SYNOPSIS: However, at the Oruro mine complex near the capital, La Paz, where troops were sent two weeks ago to keep order, the Government persuaded local miners to return to work. Meanwhile, with most local shops shut because of earlier disturbances the people, fearing shortages, queued to buy food.
The disturbances were wide-spread throughout the mining industry, and the military Government acted firmly to control the labour unrest. However, as groups of miners reached agreement with mine managements, the Government promised troops would eventually be withdrawn from the mines. The Government has also pledged to release several miners' leaders from prison and given a promise of no reprisals.

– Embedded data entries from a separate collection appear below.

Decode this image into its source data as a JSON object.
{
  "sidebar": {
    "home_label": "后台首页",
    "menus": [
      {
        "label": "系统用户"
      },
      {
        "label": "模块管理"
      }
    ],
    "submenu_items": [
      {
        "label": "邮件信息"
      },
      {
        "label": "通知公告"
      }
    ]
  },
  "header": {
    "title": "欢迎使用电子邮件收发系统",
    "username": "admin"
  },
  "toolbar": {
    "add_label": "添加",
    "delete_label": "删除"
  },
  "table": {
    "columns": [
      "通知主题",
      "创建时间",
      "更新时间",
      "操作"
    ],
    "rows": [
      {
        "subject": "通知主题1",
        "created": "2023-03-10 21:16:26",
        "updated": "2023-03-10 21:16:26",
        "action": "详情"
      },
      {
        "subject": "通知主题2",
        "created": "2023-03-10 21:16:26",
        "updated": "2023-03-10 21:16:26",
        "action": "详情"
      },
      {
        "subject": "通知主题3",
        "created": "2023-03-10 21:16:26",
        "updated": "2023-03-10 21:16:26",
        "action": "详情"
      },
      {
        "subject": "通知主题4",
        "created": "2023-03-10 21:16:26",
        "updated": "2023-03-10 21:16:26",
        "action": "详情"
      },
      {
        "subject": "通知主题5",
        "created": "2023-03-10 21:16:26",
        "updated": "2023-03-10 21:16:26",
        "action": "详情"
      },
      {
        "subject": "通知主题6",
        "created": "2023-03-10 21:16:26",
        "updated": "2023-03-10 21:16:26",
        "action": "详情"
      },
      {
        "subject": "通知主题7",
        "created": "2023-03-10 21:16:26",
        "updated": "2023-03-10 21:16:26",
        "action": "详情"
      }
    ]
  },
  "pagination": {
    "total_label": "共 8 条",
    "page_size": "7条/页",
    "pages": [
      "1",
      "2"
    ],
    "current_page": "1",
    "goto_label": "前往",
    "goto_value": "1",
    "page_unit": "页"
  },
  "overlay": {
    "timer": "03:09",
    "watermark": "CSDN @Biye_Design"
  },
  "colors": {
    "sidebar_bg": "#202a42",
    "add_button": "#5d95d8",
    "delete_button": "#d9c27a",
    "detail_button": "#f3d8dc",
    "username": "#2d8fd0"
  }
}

The negotiations between the Government and miners at Oruro lasted several hours. Government spokesmen later said the miners had been told pay negotiations would resume shortly. The Government wants an urgent settlement - the national dispute is creating huge losses for the mining industry.